- Task data:
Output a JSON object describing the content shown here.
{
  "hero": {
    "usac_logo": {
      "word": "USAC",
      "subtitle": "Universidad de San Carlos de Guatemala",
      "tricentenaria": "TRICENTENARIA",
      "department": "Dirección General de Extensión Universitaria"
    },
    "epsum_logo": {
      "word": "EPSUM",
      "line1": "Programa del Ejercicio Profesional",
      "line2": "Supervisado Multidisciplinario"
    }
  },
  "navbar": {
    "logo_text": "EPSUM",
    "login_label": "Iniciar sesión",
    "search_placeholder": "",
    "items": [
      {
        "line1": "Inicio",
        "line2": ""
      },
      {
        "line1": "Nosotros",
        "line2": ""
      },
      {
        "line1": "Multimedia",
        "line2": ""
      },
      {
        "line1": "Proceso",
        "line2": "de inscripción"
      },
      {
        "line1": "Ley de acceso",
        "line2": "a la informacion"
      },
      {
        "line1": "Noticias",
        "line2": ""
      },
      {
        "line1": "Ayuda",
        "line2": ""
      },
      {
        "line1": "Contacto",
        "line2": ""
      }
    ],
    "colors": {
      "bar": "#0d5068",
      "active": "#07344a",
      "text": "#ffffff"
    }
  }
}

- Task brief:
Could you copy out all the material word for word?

- Expected answer:
Output a JSON object describing the content shown here.
{
  "hero": {
    "usac_logo": {
      "word": "USAC",
      "subtitle": "Universidad de San Carlos de Guatemala",
      "tricentenaria": "TRICENTENARIA",
      "department": "Dirección General de Extensión Universitaria"
    },
    "epsum_logo": {
      "word": "EPSUM",
      "line1": "Programa del Ejercicio Profesional",
      "line2": "Supervisado Multidisciplinario"
    }
  },
  "navbar": {
    "logo_text": "EPSUM",
    "login_label": "Iniciar sesión",
    "search_placeholder": "",
    "items": [
      {
        "line1": "Inicio",
        "line2": ""
      },
      {
        "line1": "Nosotros",
        "line2": ""
      },
      {
        "line1": "Multimedia",
        "line2": ""
      },
      {
        "line1": "Proceso",
        "line2": "de inscripción"
      },
      {
        "line1": "Ley de acceso",
        "line2": "a la informacion"
      },
      {
        "line1": "Noticias",
        "line2": ""
      },
      {
        "line1": "Ayuda",
        "line2": ""
      },
      {
        "line1": "Contacto",
        "line2": ""
      }
    ],
    "colors": {
      "bar": "#0d5068",
      "active": "#07344a",
      "text": "#ffffff"
    }
  }
}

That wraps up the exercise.